by William Eric McFadden

From the Wayne National Forest website:

The Wayne National Forest is a patchwork of public land that covers over a quarter million acres of Appalachian foothills of southeastern Ohio. The Forest is divided into three units managed out of two Ranger District offices located in Nelsonville and Ironton, with a field office in Marietta.

The Forest features over 300 miles of trails for hiking, all-terrain vehicle riding, mountain biking, or horseback riding in season. The trails are open to ATVs, mountain bikes, and horseback riders from mid-April to mid-December each year. Come visit the Wayne and hike or ride our trails!

From the North Country National Scenic Trail website:

Come to the North Country. Trek the hills and valleys. Stand on the shores of lakes & streams from glaciers 10,000 years before. Clear-flowing water, red/gold of autumn, a fairyland of snow, open prairies, and distant horizons paint the land. Historic sites along the way tell how America settled and grew as a nation. From North Dakota to New York (and soon Vermont), adventure is never far away.
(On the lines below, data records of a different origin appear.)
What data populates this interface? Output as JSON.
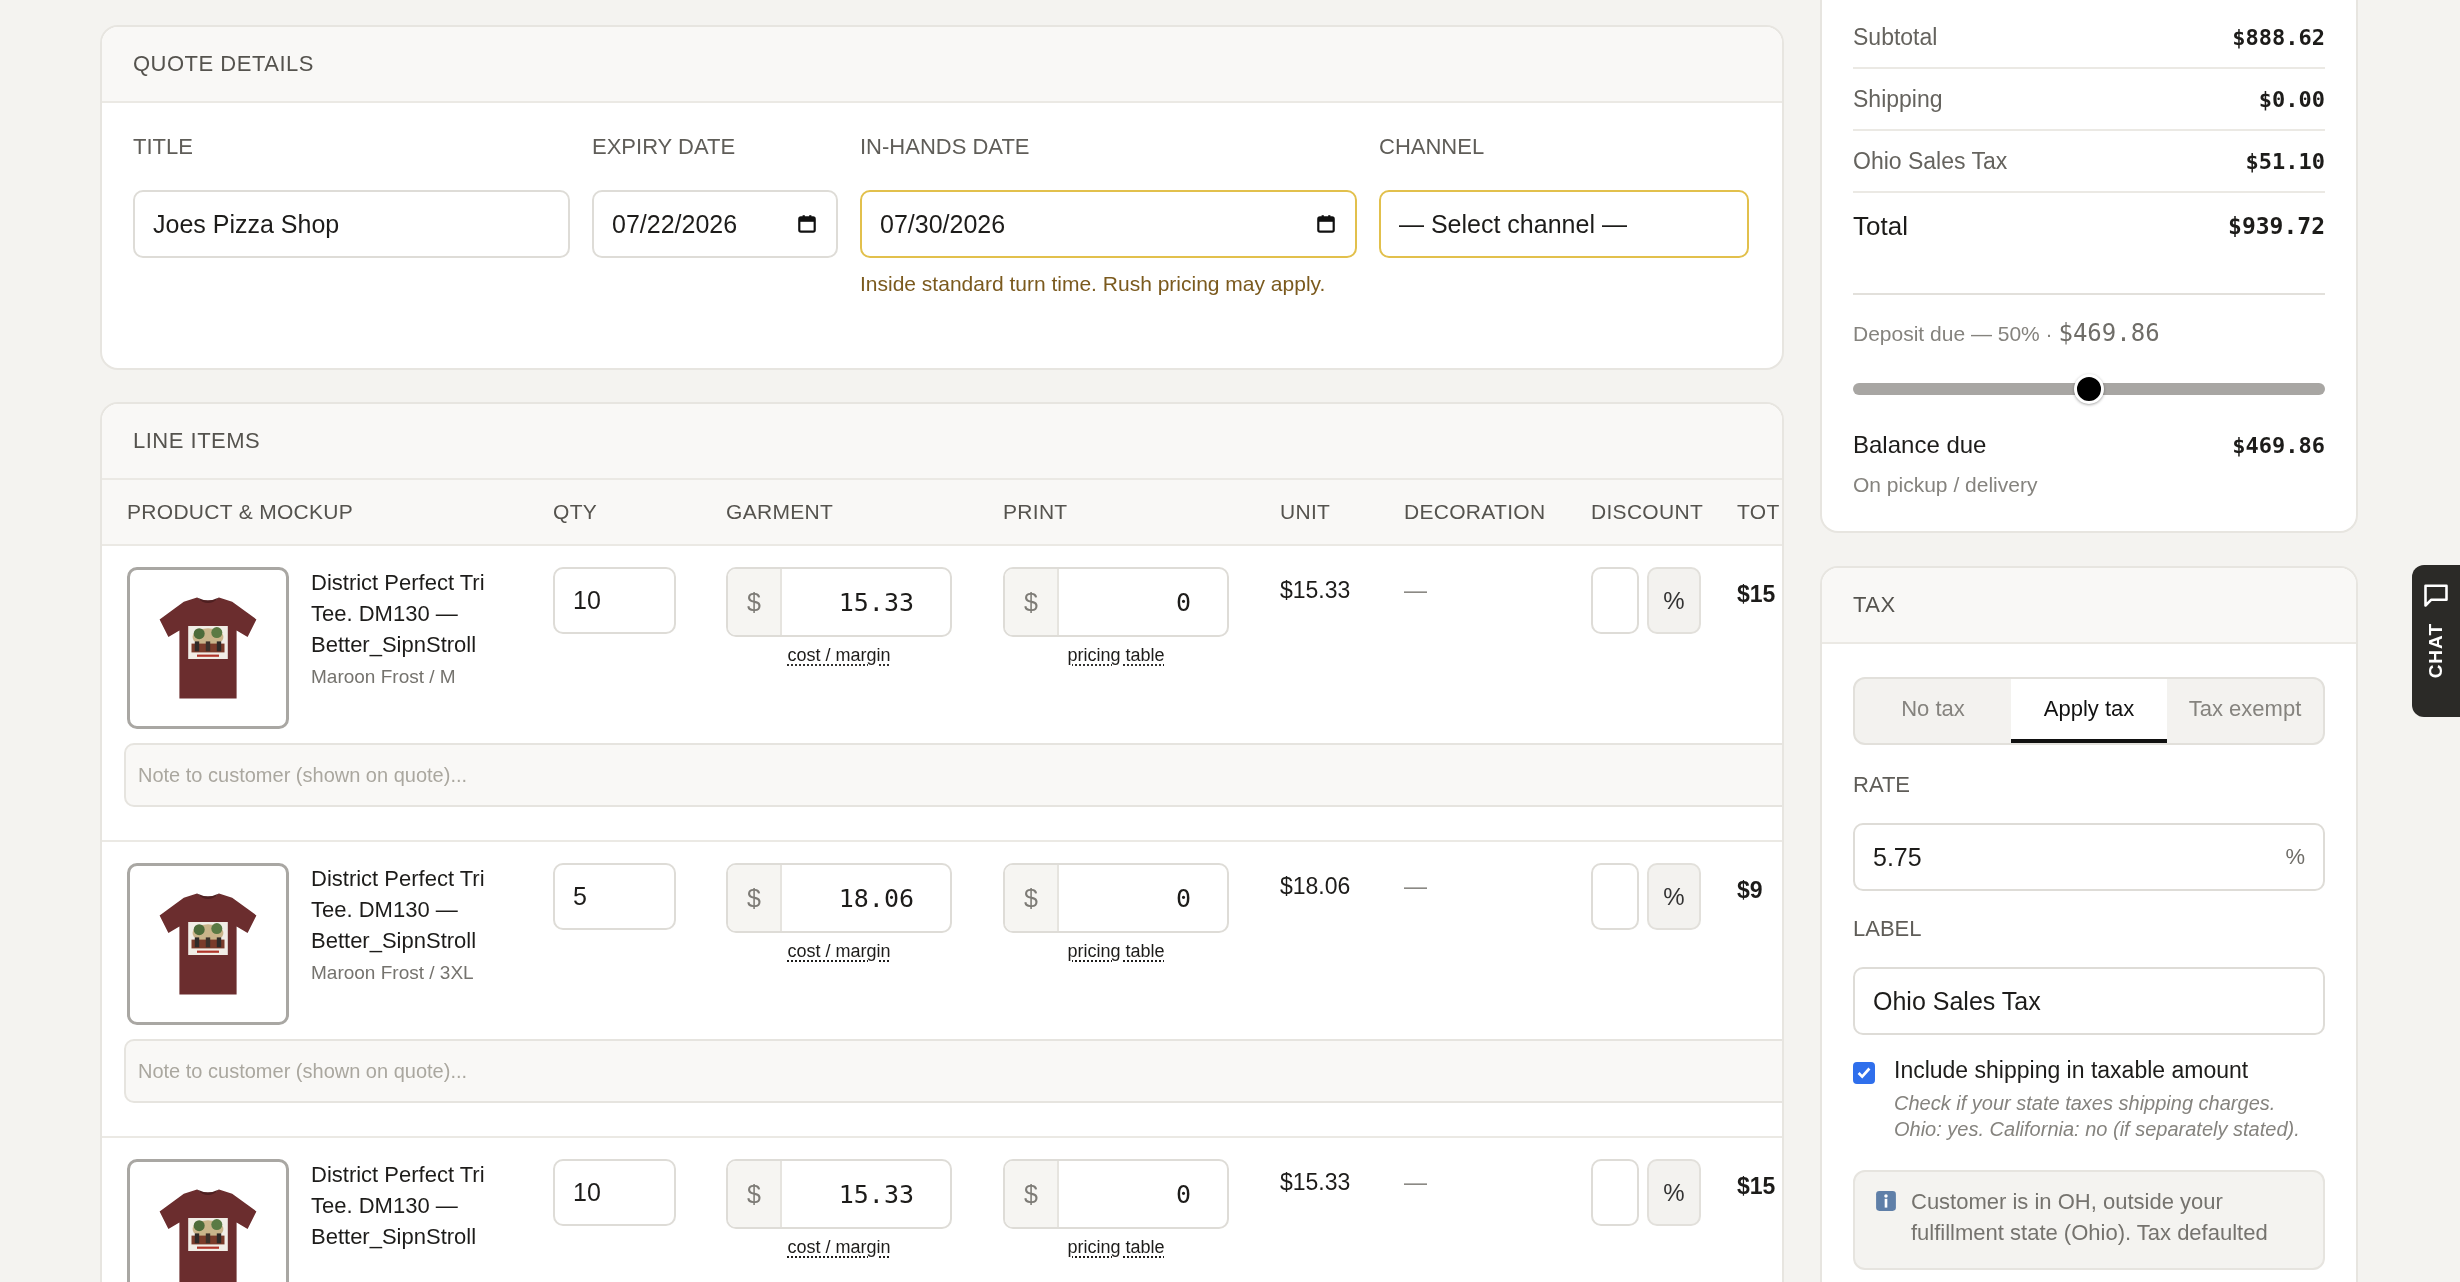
{
  "quote_details": {
    "title": "QUOTE DETAILS",
    "fields": [
      {
        "label": "TITLE",
        "kind": "text",
        "value": "Joes Pizza Shop",
        "highlighted": false
      },
      {
        "label": "EXPIRY DATE",
        "kind": "date",
        "value": "07/22/2026",
        "highlighted": false
      },
      {
        "label": "IN-HANDS DATE",
        "kind": "date",
        "value": "07/30/2026",
        "highlighted": true,
        "hint": "Inside standard turn time. Rush pricing may apply."
      },
      {
        "label": "CHANNEL",
        "kind": "select",
        "value": "— Select channel —",
        "highlighted": true
      }
    ]
  },
  "line_items": {
    "title": "LINE ITEMS",
    "columns": [
      "PRODUCT & MOCKUP",
      "QTY",
      "GARMENT",
      "PRINT",
      "UNIT",
      "DECORATION",
      "DISCOUNT",
      "TOT"
    ],
    "rows": [
      {
        "product": "District Perfect Tri Tee. DM130 — Better_SipnStroll",
        "variant": "Maroon Frost / M",
        "qty": "10",
        "currency": "$",
        "garment": "15.33",
        "garment_link": "cost / margin",
        "print": "0",
        "print_link": "pricing table",
        "unit": "$15.33",
        "decoration": "—",
        "discount_unit": "%",
        "total": "$15",
        "note_placeholder": "Note to customer (shown on quote)..."
      },
      {
        "product": "District Perfect Tri Tee. DM130 — Better_SipnStroll",
        "variant": "Maroon Frost / 3XL",
        "qty": "5",
        "currency": "$",
        "garment": "18.06",
        "garment_link": "cost / margin",
        "print": "0",
        "print_link": "pricing table",
        "unit": "$18.06",
        "decoration": "—",
        "discount_unit": "%",
        "total": "$9",
        "note_placeholder": "Note to customer (shown on quote)..."
      },
      {
        "product": "District Perfect Tri Tee. DM130 — Better_SipnStroll",
        "qty": "10",
        "currency": "$",
        "garment": "15.33",
        "garment_link": "cost / margin",
        "print": "0",
        "print_link": "pricing table",
        "unit": "$15.33",
        "decoration": "—",
        "discount_unit": "%",
        "total": "$15"
      }
    ]
  },
  "summary": {
    "rows": [
      {
        "label": "Subtotal",
        "value": "$888.62",
        "kind": "line"
      },
      {
        "label": "Shipping",
        "value": "$0.00",
        "kind": "line"
      },
      {
        "label": "Ohio Sales Tax",
        "value": "$51.10",
        "kind": "line"
      },
      {
        "label": "Total",
        "value": "$939.72",
        "kind": "total"
      }
    ],
    "deposit": {
      "label": "Deposit due — 50% ·",
      "amount": "$469.86",
      "level": 0.5
    },
    "balance": {
      "label": "Balance due",
      "value": "$469.86",
      "note": "On pickup / delivery"
    }
  },
  "tax": {
    "title": "TAX",
    "modes": [
      {
        "label": "No tax",
        "selected": false
      },
      {
        "label": "Apply tax",
        "selected": true
      },
      {
        "label": "Tax exempt",
        "selected": false
      }
    ],
    "rate": {
      "label": "RATE",
      "value": "5.75",
      "unit": "%"
    },
    "label_field": {
      "label": "LABEL",
      "value": "Ohio Sales Tax"
    },
    "include_shipping": {
      "label": "Include shipping in taxable amount",
      "checked": true,
      "help_lines": [
        "Check if your state taxes shipping charges.",
        "Ohio: yes. California: no (if separately stated)."
      ]
    },
    "info_lines": [
      "Customer is in OH, outside your",
      "fulfillment state (Ohio). Tax defaulted"
    ]
  },
  "chat_tab": {
    "label": "CHAT"
  }
}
The Tom Jenkins Dam sign -- click to enlarge On Saturday, April 3, 2021, two members of the Southeast Ohio Radio Adventure Team performed a successful two-fer activation of Wayne National Forest (K-4521) and North Country National Scenic Trail in Ohio (K-4239) as part of the Parks on the Air (POTA; link) program. Eric McFadden, WD8RIF, and Miles McFadden, KD8KNC, performed the quick two-fer activation at Tom Jenkins Dam on a very cold but otherwise pretty early Spring day while enroute to Granville, Ohio, to help Eric's father and Miles' grandfather Tom McFadden, W8EOG, install a new HF antenna. Eric and Miles were accompanied by little dog Theo.

Eric, Miles, and Theo arrived at Tom Jenkins dam in Miles' recently purchased 2016 Subaru Impreza Sport at about 1130 UTC to find one car in the parking lot and whispy fog lying over Burr Oak Lake. Eric directed Miles to park in Eric's preferred outside-edge parking space and the pair quickly deployed the 28½' wire vertical on the Jackite 31' telescoping fiberglass mast and drive-on mount. Because the temperature was well below freezing, Eric chose to set up his KX3 inside the car. Eric was on the air at 1137 UTC.

Fog on Burr Oak Lake -- click to enlarge As at previous visits to this location, Eric found he had good cell-signal and he was able to spot himself on the POTA Spots website and to use POTA Spots to identify possible Park-to-Park (P2P) QSOs.

Finding a clear frequency on 40m, Eric spotted himself to POTA Spots and began calling "CQ POTA". Eric had never started an activation this early in the day and he was not sure what to expect. However, QSOs on 40m came quickly and by 1157 UTC Eric had logged the ten QSOs required to validate this two-fer activation.

Following the run on 40m, Eric switched to 80m, spotted himself, and made five QSOs in about eight minutes. This short run of QSOs included QSOs with Eric's friends K8RAT and K4SWL and, surprisingly, a QSO with a station in Texas.

In all, Eric made fifteen QSOs. All of Eric's QSOs were CW and were made at the 5-watt level.

Miles did not operate but did all of the activation driving, did much of the activation photography, and helped with station set-up and tear-down.

Eric also submitted his log to the World Wide Flora and Fauna in Amateur Radio (WWFF; link) program for an operation at Wayne National Forest, KFF-4527.